When West Virginia coal overlord Don Blankenship’s company lost a $50 million verdict to one of its competitors, Blankenship set out to buy a judge. Rather than appeal his case to a fair tribunal, Blankenship spent $3 million to elect a friendly lawyer to the West Virginia Supreme Court, even running ads accusing the lawyer’s opponent of voting to free an incarcerated child rapist, and of allowing that rapist to work in a public school.
Once elected by a Blankenship-funded campaign, the newly-minted justice cast the deciding vote overturning the verdict against Blankenship’s company.
Today, the Supreme Court held that this kind of justice-for-sale bribery has no place under the United States Constitution. But all four of the Court’s most conservative members voted that there is no problem when a wealthy businessman literally buys a judge.
In a dissent joined by conservative justices Antonin Scalia, Clarence Thomas, and Samuel Alito, Chief Justice John Roberts argued that this decision — on a case so egregious that John Grisham turned it into a legal thriller — would encourage “groundless” charges that other “judges are biased”:
‘The Court’s new ‘rule’ provides no guidance to judges and litigants about when recusal will be constitutionally required. This will inevitably lead to an increase in allegations that judges are biased, however groundless those charges may be. The end result will do far more to erode public confidence in judicial impartiality than an isolated failure to recuse in a particular case.’

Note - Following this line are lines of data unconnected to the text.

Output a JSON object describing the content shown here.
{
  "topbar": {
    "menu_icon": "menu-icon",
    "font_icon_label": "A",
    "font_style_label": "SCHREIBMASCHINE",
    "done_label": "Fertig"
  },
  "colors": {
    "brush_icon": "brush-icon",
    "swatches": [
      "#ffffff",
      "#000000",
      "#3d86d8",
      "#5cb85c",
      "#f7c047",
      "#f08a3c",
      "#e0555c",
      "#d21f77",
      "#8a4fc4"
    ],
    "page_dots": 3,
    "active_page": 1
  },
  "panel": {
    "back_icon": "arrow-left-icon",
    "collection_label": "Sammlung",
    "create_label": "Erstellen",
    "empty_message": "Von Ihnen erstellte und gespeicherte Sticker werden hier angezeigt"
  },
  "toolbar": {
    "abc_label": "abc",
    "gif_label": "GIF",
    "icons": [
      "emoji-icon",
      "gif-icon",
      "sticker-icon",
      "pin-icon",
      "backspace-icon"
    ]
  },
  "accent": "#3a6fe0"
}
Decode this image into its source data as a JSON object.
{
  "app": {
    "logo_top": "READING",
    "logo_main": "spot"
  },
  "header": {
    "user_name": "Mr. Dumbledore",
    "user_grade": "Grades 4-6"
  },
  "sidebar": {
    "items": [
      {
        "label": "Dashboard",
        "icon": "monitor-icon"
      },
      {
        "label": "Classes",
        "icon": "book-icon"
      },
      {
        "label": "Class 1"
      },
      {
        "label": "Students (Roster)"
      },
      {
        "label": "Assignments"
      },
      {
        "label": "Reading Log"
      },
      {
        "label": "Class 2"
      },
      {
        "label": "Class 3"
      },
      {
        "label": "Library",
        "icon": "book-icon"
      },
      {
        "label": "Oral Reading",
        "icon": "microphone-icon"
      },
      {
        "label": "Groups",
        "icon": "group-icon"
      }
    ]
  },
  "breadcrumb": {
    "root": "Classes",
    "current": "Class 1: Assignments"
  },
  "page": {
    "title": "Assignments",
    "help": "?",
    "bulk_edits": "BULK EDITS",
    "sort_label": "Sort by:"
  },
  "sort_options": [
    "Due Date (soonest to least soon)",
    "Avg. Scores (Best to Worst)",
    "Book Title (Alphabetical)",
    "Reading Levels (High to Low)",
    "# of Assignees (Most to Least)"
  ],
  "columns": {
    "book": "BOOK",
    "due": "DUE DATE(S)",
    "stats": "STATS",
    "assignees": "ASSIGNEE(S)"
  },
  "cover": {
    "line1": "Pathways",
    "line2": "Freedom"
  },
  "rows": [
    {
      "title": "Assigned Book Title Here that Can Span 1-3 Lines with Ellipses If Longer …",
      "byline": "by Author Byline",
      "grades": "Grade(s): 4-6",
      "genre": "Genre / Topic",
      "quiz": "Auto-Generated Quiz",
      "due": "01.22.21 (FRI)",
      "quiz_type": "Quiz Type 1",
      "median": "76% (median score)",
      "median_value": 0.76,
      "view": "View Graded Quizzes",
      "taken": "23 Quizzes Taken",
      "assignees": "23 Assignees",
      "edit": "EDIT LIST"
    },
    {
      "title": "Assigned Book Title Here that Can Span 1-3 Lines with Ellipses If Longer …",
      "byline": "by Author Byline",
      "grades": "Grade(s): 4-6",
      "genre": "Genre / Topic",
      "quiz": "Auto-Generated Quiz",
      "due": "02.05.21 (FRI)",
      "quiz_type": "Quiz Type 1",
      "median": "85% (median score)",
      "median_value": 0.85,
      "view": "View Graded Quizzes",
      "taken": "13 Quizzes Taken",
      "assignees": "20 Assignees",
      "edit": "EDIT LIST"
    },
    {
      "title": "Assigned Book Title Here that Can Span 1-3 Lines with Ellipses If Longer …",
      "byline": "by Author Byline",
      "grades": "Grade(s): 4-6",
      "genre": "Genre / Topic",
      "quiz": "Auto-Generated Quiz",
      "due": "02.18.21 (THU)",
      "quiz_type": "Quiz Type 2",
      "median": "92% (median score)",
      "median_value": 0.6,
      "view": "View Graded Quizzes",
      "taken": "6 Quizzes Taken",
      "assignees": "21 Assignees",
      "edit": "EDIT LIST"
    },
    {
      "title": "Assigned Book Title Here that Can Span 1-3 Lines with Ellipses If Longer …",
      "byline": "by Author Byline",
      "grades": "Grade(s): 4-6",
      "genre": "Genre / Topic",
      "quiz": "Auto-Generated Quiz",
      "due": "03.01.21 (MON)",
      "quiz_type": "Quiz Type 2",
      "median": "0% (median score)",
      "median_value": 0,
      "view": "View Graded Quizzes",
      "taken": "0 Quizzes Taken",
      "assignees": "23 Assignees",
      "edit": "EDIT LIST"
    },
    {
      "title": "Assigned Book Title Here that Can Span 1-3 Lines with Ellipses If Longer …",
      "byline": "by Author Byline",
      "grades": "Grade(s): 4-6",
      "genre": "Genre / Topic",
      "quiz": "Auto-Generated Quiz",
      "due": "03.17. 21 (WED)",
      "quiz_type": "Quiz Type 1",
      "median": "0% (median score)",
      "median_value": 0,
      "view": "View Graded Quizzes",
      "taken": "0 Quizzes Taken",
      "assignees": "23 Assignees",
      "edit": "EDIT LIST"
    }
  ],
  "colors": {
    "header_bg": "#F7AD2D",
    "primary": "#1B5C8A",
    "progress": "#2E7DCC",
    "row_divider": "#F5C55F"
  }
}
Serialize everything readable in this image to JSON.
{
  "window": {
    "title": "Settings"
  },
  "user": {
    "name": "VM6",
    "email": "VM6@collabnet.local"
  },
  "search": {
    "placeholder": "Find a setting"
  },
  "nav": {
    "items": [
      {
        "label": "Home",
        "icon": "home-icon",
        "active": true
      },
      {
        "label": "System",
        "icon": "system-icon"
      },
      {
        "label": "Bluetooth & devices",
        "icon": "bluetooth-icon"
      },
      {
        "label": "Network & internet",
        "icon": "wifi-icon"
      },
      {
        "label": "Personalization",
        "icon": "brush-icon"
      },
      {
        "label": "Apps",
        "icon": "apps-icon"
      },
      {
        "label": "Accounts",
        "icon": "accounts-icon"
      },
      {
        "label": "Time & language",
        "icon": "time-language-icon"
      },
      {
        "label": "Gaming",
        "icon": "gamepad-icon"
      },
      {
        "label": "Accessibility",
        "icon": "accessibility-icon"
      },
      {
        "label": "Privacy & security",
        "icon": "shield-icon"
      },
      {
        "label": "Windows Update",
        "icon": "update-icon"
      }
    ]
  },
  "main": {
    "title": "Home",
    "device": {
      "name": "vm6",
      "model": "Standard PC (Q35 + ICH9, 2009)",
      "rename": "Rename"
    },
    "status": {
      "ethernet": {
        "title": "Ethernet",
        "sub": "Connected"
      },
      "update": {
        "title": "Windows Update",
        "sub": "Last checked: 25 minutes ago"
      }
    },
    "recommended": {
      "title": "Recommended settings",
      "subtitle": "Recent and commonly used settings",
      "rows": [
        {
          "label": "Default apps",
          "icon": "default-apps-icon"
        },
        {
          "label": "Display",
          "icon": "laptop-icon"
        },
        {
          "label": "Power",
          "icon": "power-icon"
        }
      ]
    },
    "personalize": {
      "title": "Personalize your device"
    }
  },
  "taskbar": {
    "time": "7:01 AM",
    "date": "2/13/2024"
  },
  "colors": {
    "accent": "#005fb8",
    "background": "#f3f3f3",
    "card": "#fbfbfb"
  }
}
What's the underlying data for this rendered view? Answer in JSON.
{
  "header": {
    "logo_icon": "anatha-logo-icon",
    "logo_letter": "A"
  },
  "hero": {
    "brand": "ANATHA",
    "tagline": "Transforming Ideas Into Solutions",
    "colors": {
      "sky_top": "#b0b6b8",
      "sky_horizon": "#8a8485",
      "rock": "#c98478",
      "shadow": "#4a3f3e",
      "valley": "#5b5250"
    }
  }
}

Although the result in this narrowly-decided case hinges on the vote of retiring Justice David Souter, it appears that Supreme Court nominee Judge Sonia Sotomayor agrees with Souter that judges cannot be for sale.
In a 1996 speech, Sotomayor argued “[w]e would never condone private gifts to judges about to decide a case implicating the gift-givers’ interests,” yet “our system of election financing permits extensive private, including corporate, financing of candidates’ campaigns, raising again and again the question what the difference is between contributions and bribes.”
Ian Millhiser writes for Think Progress, a project of the Center for American Progress Action Fund. Millhiser is available for comment on this decision and can be contacted through John Neurohr, 202.481.8182 or email@example.com.